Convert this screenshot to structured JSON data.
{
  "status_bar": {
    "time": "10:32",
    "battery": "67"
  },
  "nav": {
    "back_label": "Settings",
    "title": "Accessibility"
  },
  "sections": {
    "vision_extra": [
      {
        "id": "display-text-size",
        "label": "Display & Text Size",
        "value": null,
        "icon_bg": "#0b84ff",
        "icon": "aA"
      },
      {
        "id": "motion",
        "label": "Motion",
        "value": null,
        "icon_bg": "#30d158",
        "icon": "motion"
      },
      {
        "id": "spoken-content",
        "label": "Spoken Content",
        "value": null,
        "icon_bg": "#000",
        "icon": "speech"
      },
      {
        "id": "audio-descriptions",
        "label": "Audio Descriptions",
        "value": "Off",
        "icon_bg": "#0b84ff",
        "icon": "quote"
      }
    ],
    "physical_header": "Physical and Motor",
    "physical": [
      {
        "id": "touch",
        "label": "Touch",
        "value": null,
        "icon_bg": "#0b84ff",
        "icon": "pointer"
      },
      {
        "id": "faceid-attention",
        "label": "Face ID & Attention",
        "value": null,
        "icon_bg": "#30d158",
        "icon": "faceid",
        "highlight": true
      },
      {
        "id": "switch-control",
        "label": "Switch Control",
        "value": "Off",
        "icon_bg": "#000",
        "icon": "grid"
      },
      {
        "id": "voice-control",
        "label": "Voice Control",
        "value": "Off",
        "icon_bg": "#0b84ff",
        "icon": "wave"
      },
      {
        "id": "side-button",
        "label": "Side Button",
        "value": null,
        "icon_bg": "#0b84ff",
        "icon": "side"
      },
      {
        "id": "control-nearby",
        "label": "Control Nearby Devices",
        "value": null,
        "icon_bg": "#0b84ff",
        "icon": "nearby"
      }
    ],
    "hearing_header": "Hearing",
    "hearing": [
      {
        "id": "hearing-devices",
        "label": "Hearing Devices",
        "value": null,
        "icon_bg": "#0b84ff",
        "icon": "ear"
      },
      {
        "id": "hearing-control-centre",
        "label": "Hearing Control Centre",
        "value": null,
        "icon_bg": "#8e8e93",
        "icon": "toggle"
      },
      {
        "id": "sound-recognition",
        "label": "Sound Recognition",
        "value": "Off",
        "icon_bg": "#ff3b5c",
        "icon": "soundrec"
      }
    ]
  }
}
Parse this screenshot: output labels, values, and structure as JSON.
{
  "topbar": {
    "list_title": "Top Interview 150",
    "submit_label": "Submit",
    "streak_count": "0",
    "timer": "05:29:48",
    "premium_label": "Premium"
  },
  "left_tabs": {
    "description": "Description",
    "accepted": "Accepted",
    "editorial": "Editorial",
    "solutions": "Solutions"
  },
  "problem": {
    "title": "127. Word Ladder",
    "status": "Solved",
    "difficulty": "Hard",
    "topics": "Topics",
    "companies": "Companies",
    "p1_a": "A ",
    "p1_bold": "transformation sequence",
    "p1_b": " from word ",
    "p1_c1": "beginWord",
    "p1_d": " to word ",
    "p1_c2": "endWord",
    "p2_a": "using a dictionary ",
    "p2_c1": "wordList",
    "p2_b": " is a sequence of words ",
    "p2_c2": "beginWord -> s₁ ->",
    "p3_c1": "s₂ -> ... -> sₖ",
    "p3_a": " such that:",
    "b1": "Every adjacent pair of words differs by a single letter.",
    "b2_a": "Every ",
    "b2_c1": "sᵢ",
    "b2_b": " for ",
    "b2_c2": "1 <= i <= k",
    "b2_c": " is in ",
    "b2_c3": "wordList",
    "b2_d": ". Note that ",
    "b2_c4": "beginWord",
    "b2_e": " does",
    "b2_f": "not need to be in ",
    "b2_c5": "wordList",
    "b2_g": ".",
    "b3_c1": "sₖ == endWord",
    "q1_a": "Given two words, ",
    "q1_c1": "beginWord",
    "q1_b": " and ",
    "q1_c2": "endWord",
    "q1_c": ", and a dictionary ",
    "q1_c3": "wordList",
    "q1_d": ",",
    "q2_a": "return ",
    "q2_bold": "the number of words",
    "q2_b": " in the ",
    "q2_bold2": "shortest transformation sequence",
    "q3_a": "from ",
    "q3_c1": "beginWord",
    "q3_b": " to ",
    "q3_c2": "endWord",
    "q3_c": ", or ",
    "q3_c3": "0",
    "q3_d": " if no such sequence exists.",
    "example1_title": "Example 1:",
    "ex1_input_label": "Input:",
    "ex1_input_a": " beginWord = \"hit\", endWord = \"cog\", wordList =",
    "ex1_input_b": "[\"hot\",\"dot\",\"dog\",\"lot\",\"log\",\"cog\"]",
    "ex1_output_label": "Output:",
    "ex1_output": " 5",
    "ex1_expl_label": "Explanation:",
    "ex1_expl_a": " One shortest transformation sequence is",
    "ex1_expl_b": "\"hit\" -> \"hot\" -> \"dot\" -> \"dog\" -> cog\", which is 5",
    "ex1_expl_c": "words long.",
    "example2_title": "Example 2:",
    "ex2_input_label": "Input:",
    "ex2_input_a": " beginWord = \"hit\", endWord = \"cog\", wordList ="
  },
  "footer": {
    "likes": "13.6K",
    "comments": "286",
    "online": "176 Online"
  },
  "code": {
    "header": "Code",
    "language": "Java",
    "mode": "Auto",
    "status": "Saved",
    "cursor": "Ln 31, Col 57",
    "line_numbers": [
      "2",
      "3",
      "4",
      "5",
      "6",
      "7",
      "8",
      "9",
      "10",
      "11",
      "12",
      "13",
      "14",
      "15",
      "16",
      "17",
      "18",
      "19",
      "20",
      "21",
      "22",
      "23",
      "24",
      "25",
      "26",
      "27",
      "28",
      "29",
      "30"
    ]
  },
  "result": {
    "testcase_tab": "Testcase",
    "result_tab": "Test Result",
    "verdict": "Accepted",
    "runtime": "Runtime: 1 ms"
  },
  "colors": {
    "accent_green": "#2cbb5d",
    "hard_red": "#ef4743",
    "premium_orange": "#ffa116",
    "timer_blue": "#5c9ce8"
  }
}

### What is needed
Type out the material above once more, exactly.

### Response below
Convert this screenshot to structured JSON data.
{
  "status_bar": {
    "time": "10:32",
    "battery": "67"
  },
  "nav": {
    "back_label": "Settings",
    "title": "Accessibility"
  },
  "sections": {
    "vision_extra": [
      {
        "id": "display-text-size",
        "label": "Display & Text Size",
        "value": null,
        "icon_bg": "#0b84ff",
        "icon": "aA"
      },
      {
        "id": "motion",
        "label": "Motion",
        "value": null,
        "icon_bg": "#30d158",
        "icon": "motion"
      },
      {
        "id": "spoken-content",
        "label": "Spoken Content",
        "value": null,
        "icon_bg": "#000",
        "icon": "speech"
      },
      {
        "id": "audio-descriptions",
        "label": "Audio Descriptions",
        "value": "Off",
        "icon_bg": "#0b84ff",
        "icon": "quote"
      }
    ],
    "physical_header": "Physical and Motor",
    "physical": [
      {
        "id": "touch",
        "label": "Touch",
        "value": null,
        "icon_bg": "#0b84ff",
        "icon": "pointer"
      },
      {
        "id": "faceid-attention",
        "label": "Face ID & Attention",
        "value": null,
        "icon_bg": "#30d158",
        "icon": "faceid",
        "highlight": true
      },
      {
        "id": "switch-control",
        "label": "Switch Control",
        "value": "Off",
        "icon_bg": "#000",
        "icon": "grid"
      },
      {
        "id": "voice-control",
        "label": "Voice Control",
        "value": "Off",
        "icon_bg": "#0b84ff",
        "icon": "wave"
      },
      {
        "id": "side-button",
        "label": "Side Button",
        "value": null,
        "icon_bg": "#0b84ff",
        "icon": "side"
      },
      {
        "id": "control-nearby",
        "label": "Control Nearby Devices",
        "value": null,
        "icon_bg": "#0b84ff",
        "icon": "nearby"
      }
    ],
    "hearing_header": "Hearing",
    "hearing": [
      {
        "id": "hearing-devices",
        "label": "Hearing Devices",
        "value": null,
        "icon_bg": "#0b84ff",
        "icon": "ear"
      },
      {
        "id": "hearing-control-centre",
        "label": "Hearing Control Centre",
        "value": null,
        "icon_bg": "#8e8e93",
        "icon": "toggle"
      },
      {
        "id": "sound-recognition",
        "label": "Sound Recognition",
        "value": "Off",
        "icon_bg": "#ff3b5c",
        "icon": "soundrec"
      }
    ]
  }
}
Parse this screenshot: output labels, values, and structure as JSON.
{
  "topbar": {
    "list_title": "Top Interview 150",
    "submit_label": "Submit",
    "streak_count": "0",
    "timer": "05:29:48",
    "premium_label": "Premium"
  },
  "left_tabs": {
    "description": "Description",
    "accepted": "Accepted",
    "editorial": "Editorial",
    "solutions": "Solutions"
  },
  "problem": {
    "title": "127. Word Ladder",
    "status": "Solved",
    "difficulty": "Hard",
    "topics": "Topics",
    "companies": "Companies",
    "p1_a": "A ",
    "p1_bold": "transformation sequence",
    "p1_b": " from word ",
    "p1_c1": "beginWord",
    "p1_d": " to word ",
    "p1_c2": "endWord",
    "p2_a": "using a dictionary ",
    "p2_c1": "wordList",
    "p2_b": " is a sequence of words ",
    "p2_c2": "beginWord -> s₁ ->",
    "p3_c1": "s₂ -> ... -> sₖ",
    "p3_a": " such that:",
    "b1": "Every adjacent pair of words differs by a single letter.",
    "b2_a": "Every ",
    "b2_c1": "sᵢ",
    "b2_b": " for ",
    "b2_c2": "1 <= i <= k",
    "b2_c": " is in ",
    "b2_c3": "wordList",
    "b2_d": ". Note that ",
    "b2_c4": "beginWord",
    "b2_e": " does",
    "b2_f": "not need to be in ",
    "b2_c5": "wordList",
    "b2_g": ".",
    "b3_c1": "sₖ == endWord",
    "q1_a": "Given two words, ",
    "q1_c1": "beginWord",
    "q1_b": " and ",
    "q1_c2": "endWord",
    "q1_c": ", and a dictionary ",
    "q1_c3": "wordList",
    "q1_d": ",",
    "q2_a": "return ",
    "q2_bold": "the number of words",
    "q2_b": " in the ",
    "q2_bold2": "shortest transformation sequence",
    "q3_a": "from ",
    "q3_c1": "beginWord",
    "q3_b": " to ",
    "q3_c2": "endWord",
    "q3_c": ", or ",
    "q3_c3": "0",
    "q3_d": " if no such sequence exists.",
    "example1_title": "Example 1:",
    "ex1_input_label": "Input:",
    "ex1_input_a": " beginWord = \"hit\", endWord = \"cog\", wordList =",
    "ex1_input_b": "[\"hot\",\"dot\",\"dog\",\"lot\",\"log\",\"cog\"]",
    "ex1_output_label": "Output:",
    "ex1_output": " 5",
    "ex1_expl_label": "Explanation:",
    "ex1_expl_a": " One shortest transformation sequence is",
    "ex1_expl_b": "\"hit\" -> \"hot\" -> \"dot\" -> \"dog\" -> cog\", which is 5",
    "ex1_expl_c": "words long.",
    "example2_title": "Example 2:",
    "ex2_input_label": "Input:",
    "ex2_input_a": " beginWord = \"hit\", endWord = \"cog\", wordList ="
  },
  "footer": {
    "likes": "13.6K",
    "comments": "286",
    "online": "176 Online"
  },
  "code": {
    "header": "Code",
    "language": "Java",
    "mode": "Auto",
    "status": "Saved",
    "cursor": "Ln 31, Col 57",
    "line_numbers": [
      "2",
      "3",
      "4",
      "5",
      "6",
      "7",
      "8",
      "9",
      "10",
      "11",
      "12",
      "13",
      "14",
      "15",
      "16",
      "17",
      "18",
      "19",
      "20",
      "21",
      "22",
      "23",
      "24",
      "25",
      "26",
      "27",
      "28",
      "29",
      "30"
    ]
  },
  "result": {
    "testcase_tab": "Testcase",
    "result_tab": "Test Result",
    "verdict": "Accepted",
    "runtime": "Runtime: 1 ms"
  },
  "colors": {
    "accent_green": "#2cbb5d",
    "hard_red": "#ef4743",
    "premium_orange": "#ffa116",
    "timer_blue": "#5c9ce8"
  }
}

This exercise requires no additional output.